Create a vision for yourself. Describe your future the way you would like it to be. Avoid slipping into the negative of what you think your future may really be. Allow yourself to dream big. Now write it down!

Set personal and professional goals. Set goals that will take you closer to your vision statements. Start with only 4 or 5 goals for each personal and professional vision statement. Make sure each goal is necessary and sufficient. Also, each goal needs to be SMART: Specific, Measurable, Attainable, Realistic, and Time bound. And again, write it down!

Have fun! I have never heard anyone laying on their death bed saying: "I wish I would have worked more". Take time for yourself, family, and friends. Enjoy life! t

"Nothing was ever achieved without dreams, goals, and actions"

~ Copyright protected. Author Sorrell Associates, LLC.


"Live daringly, boldly, fearlessly. Taste the relish to be found in competition - in having put forth the best within you."

~ Henry J. Kaiser

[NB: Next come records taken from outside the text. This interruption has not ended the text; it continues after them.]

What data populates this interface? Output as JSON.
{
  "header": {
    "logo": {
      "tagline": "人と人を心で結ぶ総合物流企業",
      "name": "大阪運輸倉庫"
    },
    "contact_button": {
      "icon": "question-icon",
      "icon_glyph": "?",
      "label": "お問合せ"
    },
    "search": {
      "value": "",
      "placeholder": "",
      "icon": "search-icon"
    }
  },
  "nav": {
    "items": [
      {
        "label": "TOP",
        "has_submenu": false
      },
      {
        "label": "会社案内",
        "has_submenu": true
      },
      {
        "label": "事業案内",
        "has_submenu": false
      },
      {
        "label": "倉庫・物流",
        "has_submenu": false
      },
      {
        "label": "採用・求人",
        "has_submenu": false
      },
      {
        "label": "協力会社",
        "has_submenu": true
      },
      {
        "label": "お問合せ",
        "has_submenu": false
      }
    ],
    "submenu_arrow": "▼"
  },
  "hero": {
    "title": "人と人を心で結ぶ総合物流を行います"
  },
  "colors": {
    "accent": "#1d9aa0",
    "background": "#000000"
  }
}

"One of the marks of excellent people is that they never compare themselves with others. They only compare themselves with themselves and with their past accomplishments and future potential."
~ Brian Tracy